Ford and EOS develop high security 3D printed locking wheel nuts
About a year ago, Ford had produced what they claim to be the largest automotive 3D printed part in history. Their additively manufactured aluminium intake manifold was installed in the Hoonitruck, a 1977 Ford F-150 with a twin-turbo 3.5-litre V6 EcoBoost engine owned by Ken Block, star of popular YouTube series, Gymkhana. More recently, the car manufacturer partnered with leading 3D printing manufacturer EOS to create unique 3D printed locking wheel nuts that will prevent wheel and tire thefts.
These are not any locking wheel nuts. In fact, they are made using a unique biometric signature based on the car owner’s recorded voice. Just like some systems will use biometric identification based on fingerprints or iris scan, recording the voice of the driver can be used to create a completely unique design. Engineers record the voice of the driver and then use software to convert the soundwaves into a pattern that can be 3D printed on the locking nut. The nut and key are designed as a single piece and 3D printed using acid and corrosion-resistant stainless steel. Later, they are separated and ready for use after a small amount of finishing.
“Some alloy wheels can cost thousands to replace, but these unique rim nuts will stop thieves in their tracks. Making wheels more secure and offering more product personalization are further proof that 3D printing is a game-changer for car production,” commented Raphael Koch, Research Engineer for Advanced Materials and Processes at Ford.
According to specialists, locking wheel nut removal tools have become more accessible, which has resulted in alloy wheels becoming a target for thieves. Standard equipment cannot work on this new type of locking wheel nut design. In addition to being completely unique to each driver, Ford has put in place another security system to avoid a thief from making a wax imprint of the pattern. This is why components feature unevenly spaced ribs inside the nut as well as widening indentations.
Ford worked with EOS, using their M 290 3D printer, based on Direct Metal Laser Sintering. These 3D printed components can be made in five days, a significant reduction from the previous eight-week turn-around. Additive manufacturing can truly offer a new level of customization for parts, increasing safety at a reasonable cost. It would be very expensive, if not impossible, to introduce such a system using traditional manufacturing methods.
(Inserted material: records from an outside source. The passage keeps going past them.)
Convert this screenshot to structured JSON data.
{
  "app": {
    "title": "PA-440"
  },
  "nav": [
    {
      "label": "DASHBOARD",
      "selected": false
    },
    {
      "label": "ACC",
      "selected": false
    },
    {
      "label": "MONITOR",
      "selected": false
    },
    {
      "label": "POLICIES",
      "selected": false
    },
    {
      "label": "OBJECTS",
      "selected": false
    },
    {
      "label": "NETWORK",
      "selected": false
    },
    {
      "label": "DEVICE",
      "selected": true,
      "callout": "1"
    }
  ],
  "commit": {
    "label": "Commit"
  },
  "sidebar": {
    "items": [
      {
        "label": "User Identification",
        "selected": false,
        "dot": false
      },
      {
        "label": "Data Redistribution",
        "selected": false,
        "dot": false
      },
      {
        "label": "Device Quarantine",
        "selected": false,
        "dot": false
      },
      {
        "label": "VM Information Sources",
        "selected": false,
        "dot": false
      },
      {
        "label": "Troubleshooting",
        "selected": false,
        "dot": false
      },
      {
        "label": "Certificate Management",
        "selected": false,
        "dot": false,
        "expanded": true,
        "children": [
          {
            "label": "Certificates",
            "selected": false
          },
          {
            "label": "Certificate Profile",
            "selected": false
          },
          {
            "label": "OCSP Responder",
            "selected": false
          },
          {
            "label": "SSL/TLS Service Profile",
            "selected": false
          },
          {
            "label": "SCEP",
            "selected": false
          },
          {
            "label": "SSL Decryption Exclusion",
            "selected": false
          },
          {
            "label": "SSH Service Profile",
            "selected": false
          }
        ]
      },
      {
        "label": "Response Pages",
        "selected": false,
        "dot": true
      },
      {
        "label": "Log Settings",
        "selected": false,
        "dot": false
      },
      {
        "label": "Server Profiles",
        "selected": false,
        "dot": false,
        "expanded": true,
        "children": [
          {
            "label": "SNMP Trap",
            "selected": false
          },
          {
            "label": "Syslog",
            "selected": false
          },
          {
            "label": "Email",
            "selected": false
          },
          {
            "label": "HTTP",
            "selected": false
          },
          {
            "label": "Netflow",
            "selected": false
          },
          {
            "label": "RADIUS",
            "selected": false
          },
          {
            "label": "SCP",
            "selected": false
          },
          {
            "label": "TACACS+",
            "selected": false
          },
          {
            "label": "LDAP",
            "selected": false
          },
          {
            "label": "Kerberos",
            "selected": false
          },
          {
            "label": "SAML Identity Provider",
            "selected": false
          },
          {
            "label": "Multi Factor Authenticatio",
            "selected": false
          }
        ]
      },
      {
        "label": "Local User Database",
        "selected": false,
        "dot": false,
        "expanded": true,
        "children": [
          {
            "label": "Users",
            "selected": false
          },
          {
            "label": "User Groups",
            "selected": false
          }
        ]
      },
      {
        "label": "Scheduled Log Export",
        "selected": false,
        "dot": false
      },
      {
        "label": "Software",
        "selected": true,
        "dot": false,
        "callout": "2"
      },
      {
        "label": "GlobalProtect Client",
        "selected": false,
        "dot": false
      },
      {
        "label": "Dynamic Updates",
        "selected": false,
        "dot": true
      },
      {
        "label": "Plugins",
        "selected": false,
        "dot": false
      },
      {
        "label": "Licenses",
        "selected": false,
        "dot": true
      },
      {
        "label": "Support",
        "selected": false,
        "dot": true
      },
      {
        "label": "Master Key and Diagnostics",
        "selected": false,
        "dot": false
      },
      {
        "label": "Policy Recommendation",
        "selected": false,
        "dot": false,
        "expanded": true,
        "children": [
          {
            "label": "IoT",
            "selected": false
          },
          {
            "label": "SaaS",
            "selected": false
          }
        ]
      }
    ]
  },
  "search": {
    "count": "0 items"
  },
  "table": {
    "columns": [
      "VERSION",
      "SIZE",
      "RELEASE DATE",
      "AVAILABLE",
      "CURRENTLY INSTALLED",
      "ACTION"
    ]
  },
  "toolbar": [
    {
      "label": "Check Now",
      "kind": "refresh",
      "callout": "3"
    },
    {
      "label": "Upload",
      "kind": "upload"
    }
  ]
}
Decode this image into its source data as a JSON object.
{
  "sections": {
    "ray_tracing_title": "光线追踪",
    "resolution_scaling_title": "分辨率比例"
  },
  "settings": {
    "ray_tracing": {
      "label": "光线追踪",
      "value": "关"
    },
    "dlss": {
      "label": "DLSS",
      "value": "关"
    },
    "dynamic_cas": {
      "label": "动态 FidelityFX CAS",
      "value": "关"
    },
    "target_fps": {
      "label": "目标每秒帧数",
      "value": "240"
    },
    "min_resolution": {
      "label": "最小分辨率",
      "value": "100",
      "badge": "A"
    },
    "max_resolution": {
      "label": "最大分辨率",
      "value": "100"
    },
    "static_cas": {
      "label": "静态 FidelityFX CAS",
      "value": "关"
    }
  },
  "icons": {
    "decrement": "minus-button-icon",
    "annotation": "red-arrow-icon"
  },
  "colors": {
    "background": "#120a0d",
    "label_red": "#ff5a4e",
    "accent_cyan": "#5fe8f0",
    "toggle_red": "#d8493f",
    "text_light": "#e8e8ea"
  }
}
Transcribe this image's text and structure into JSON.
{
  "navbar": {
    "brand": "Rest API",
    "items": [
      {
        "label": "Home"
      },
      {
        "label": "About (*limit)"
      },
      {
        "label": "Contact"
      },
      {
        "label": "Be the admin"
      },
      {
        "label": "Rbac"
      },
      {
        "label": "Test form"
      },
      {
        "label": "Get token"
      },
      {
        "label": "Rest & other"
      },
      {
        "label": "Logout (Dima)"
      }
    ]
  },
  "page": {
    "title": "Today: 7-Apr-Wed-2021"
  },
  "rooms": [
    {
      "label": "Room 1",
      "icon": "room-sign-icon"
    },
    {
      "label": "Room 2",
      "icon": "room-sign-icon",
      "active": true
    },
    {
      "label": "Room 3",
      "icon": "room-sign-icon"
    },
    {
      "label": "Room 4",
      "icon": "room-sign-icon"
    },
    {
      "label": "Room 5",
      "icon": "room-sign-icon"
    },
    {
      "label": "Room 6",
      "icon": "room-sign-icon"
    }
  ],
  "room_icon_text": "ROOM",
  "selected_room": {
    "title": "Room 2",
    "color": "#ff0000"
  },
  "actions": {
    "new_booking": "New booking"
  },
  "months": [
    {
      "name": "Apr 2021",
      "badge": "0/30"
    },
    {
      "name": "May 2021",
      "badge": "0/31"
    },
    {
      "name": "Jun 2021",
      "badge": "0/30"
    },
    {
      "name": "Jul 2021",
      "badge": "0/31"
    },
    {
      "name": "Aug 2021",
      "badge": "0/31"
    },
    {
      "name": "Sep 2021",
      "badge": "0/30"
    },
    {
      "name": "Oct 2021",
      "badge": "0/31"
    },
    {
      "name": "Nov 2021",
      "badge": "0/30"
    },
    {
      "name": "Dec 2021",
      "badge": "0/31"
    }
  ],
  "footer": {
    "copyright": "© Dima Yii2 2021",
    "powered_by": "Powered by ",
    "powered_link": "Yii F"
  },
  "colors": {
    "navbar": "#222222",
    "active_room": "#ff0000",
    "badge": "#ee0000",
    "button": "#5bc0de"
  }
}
This concept is somewhat similar to Stealth Key, manufactured by UrbanAlps. These 3D printed keys have internal structures that are impossible to copy, offering more security. Will additive manufacturing become the norm for producing more secure components? Let us know what you think in a comment below or on our Facebook and Twitter pages! Sign up for our free weekly Newsletter, all the latest news in 3D printing straight to your inbox!